If the EU grants the U.K. an extension Parliament could come to terms eventually, although history does not suggest optimism. The votes in Parliament and public polling have demonstrated that the majority of the U.K. feels a no-deal Brexit is in nobody’s interest. Hardliners who advocate for such a plan claim that the U.K. would then be free to negotiate its own, better trade deals with individual nations. The absurdity should be apparent. A country will not become a beacon of free trade by leaving the world’s largest trading bloc. This is not even to mention the additional complications a no-deal Brexit would bring, such as the case of the Irish border. The Belfast Agreement that brought peace to Northern Ireland allowed Irish and British citizens to live side-by-side under different constitutions. The difficulty of resolving this situation in the event of a no-deal Brexit cannot be overstated.

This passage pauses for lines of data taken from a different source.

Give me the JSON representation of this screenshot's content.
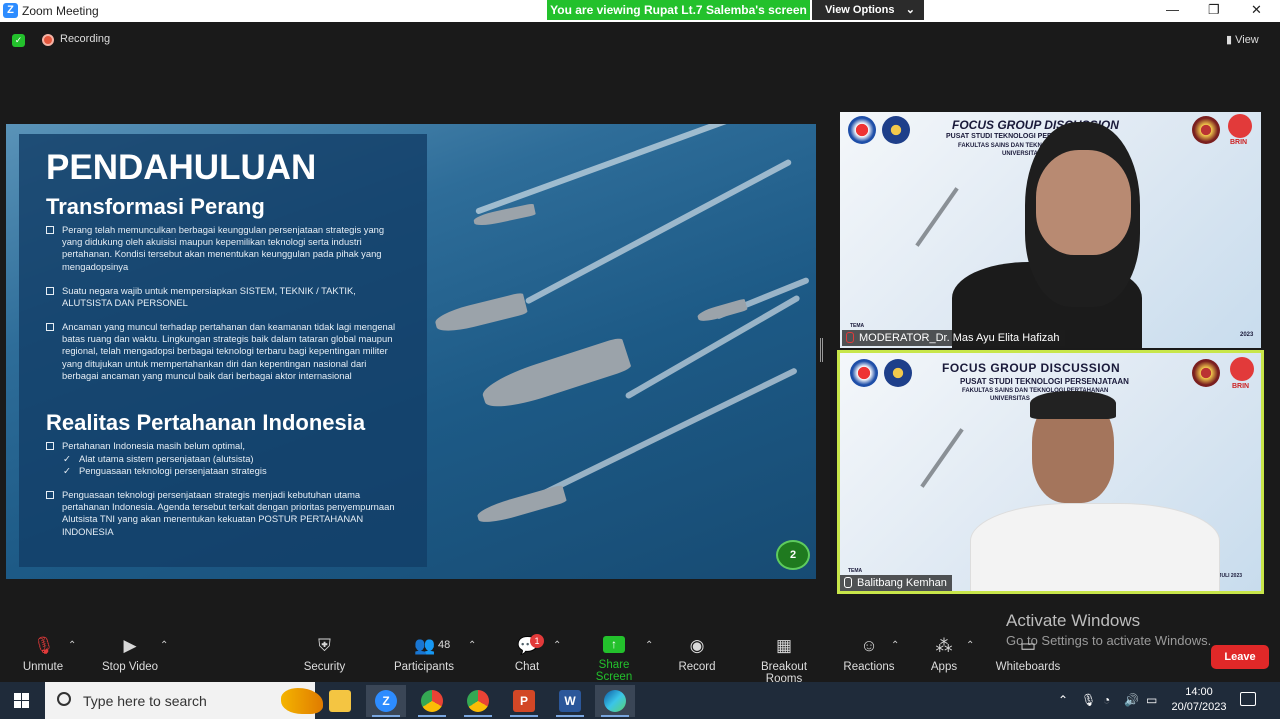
{
  "window": {
    "title": "Zoom Meeting",
    "app_icon": "zoom-icon",
    "controls": [
      "minimize-icon",
      "restore-icon",
      "close-icon"
    ]
  },
  "share_banner": {
    "text": "You are viewing Rupat Lt.7 Salemba's screen",
    "view_options": "View Options",
    "color": "#23c12c"
  },
  "meeting_bar": {
    "recording": "Recording",
    "view": "View"
  },
  "slide": {
    "title": "PENDAHULUAN",
    "section1": "Transformasi Perang",
    "bullets1": [
      "Perang telah memunculkan berbagai keunggulan persenjataan strategis yang yang didukung oleh akuisisi maupun kepemilikan teknologi serta industri pertahanan. Kondisi tersebut akan menentukan keunggulan pada pihak yang mengadopsinya",
      "Suatu negara wajib untuk mempersiapkan SISTEM, TEKNIK / TAKTIK, ALUTSISTA DAN PERSONEL",
      "Ancaman yang muncul terhadap pertahanan dan keamanan tidak lagi mengenal batas ruang dan waktu. Lingkungan strategis baik dalam tataran global maupun regional, telah mengadopsi berbagai teknologi terbaru bagi kepentingan militer yang ditujukan untuk mempertahankan diri dan kepentingan nasional dari berbagai ancaman yang muncul baik dari berbagai aktor internasional"
    ],
    "section2": "Realitas Pertahanan Indonesia",
    "bullet2a": "Pertahanan Indonesia masih belum optimal,",
    "sub_items": [
      "Alat utama sistem persenjataan (alutsista)",
      "Penguasaan teknologi persenjataan strategis"
    ],
    "bullet2b": "Penguasaan teknologi persenjataan strategis menjadi kebutuhan utama pertahanan Indonesia. Agenda tersebut terkait dengan prioritas penyempurnaan Alutsista TNI yang akan menentukan kekuatan POSTUR PERTAHANAN INDONESIA",
    "page_number": "2"
  },
  "participants_video": [
    {
      "banner_title": "FOCUS GROUP DISCUSSION",
      "banner_sub1": "PUSAT STUDI TEKNOLOGI PERSENJATAAN",
      "banner_sub2": "FAKULTAS SAINS DAN TEKNOLOGI PERTAHANAN",
      "banner_sub3": "UNIVERSITAS",
      "brin": "BRIN",
      "tema": "TEMA",
      "year": "2023",
      "name": "MODERATOR_Dr. Mas Ayu Elita Hafizah",
      "muted": true
    },
    {
      "banner_title": "FOCUS GROUP DISCUSSION",
      "banner_sub1": "PUSAT STUDI TEKNOLOGI PERSENJATAAN",
      "banner_sub2": "FAKULTAS SAINS DAN TEKNOLOGI PERTAHANAN",
      "banner_sub3": "UNIVERSITAS",
      "banner_sub3_tail": "RI",
      "brin": "BRIN",
      "tema": "TEMA",
      "date_text": "SA, 25 JULI 2023",
      "name": "Balitbang Kemhan",
      "muted": false,
      "active_speaker_color": "#c8e64a"
    }
  ],
  "watermark": {
    "line1": "Activate Windows",
    "line2": "Go to Settings to activate Windows."
  },
  "toolbar": {
    "unmute": "Unmute",
    "stop_video": "Stop Video",
    "security": "Security",
    "participants": "Participants",
    "participants_count": "48",
    "chat": "Chat",
    "chat_badge": "1",
    "share_screen": "Share Screen",
    "record": "Record",
    "breakout_rooms": "Breakout Rooms",
    "reactions": "Reactions",
    "apps": "Apps",
    "whiteboards": "Whiteboards",
    "leave": "Leave"
  },
  "taskbar": {
    "search_placeholder": "Type here to search",
    "apps": [
      "file-explorer-icon",
      "zoom-icon",
      "chrome-icon",
      "chrome-icon",
      "powerpoint-icon",
      "word-icon",
      "edge-icon"
    ],
    "time": "14:00",
    "date": "20/07/2023"
  }
}
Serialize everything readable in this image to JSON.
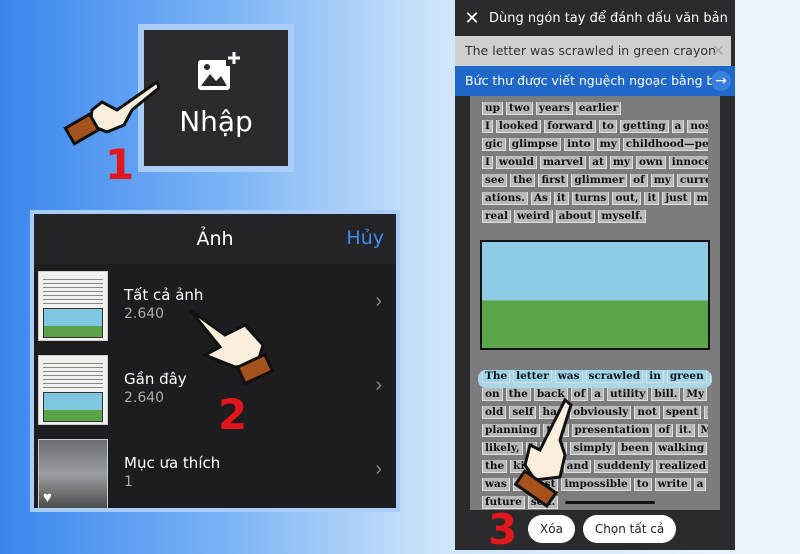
{
  "step1": {
    "number": "1",
    "button_label": "Nhập",
    "icon": "add-image-icon"
  },
  "step2": {
    "number": "2",
    "title": "Ảnh",
    "cancel": "Hủy",
    "albums": [
      {
        "name": "Tất cả ảnh",
        "count": "2.640"
      },
      {
        "name": "Gần đây",
        "count": "2.640"
      },
      {
        "name": "Mục ưa thích",
        "count": "1"
      }
    ]
  },
  "step3": {
    "number": "3",
    "header": "Dùng ngón tay để đánh dấu văn bản",
    "source_text": "The letter was scrawled in green crayon",
    "translation": "Bức thư được viết nguệch ngoạc bằng bút",
    "book_lines_top": [
      "up two years earlier",
      "I looked forward to getting a nostal-",
      "gic glimpse into my childhood—perhaps",
      "I would marvel at my own innocence or",
      "see the first glimmer of my current aspir-",
      "ations. As it turns out, it just made me feel",
      "real weird about myself."
    ],
    "highlighted_line": "The letter was scrawled in green crayon",
    "book_lines_bottom": [
      "on the back of a utility bill. My ten-year-",
      "old self had obviously not spent much time",
      "planning the presentation of it. Most",
      "likely, I had simply been walking through",
      "the kitchen and suddenly realized that it",
      "was almost impossible to write a letter to my",
      "future self."
    ],
    "clear_button": "Xóa",
    "select_all_button": "Chọn tất cả"
  },
  "colors": {
    "accent": "#1f67c9",
    "step_number": "#e3161b",
    "cancel": "#3a8ef0"
  }
}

With all this said, perhaps the greatest tragedy of Brexit is Parliament’s decision to reject a second referendum. While the first referendum should never have occurred, a second referendum may be the U.K.’s best way forward. The binary thinking evident in the 2016 referendum misled the nation, and its format has hamstrung the parliamentary process. The British people deserve the chance to reconsider what exactly it is that they want. They should be able to directly decide what form of Brexit they desire, or whether they want the plan to move forward at all. A second referendum would also solve one of the major ills of the first. The Leave result provoked wildly varying interpretations of the people’s will. Evidently, the referendum’s mandate cannot be so many things at once. Clarity has long been absent from Britain. Another vote could herald its return.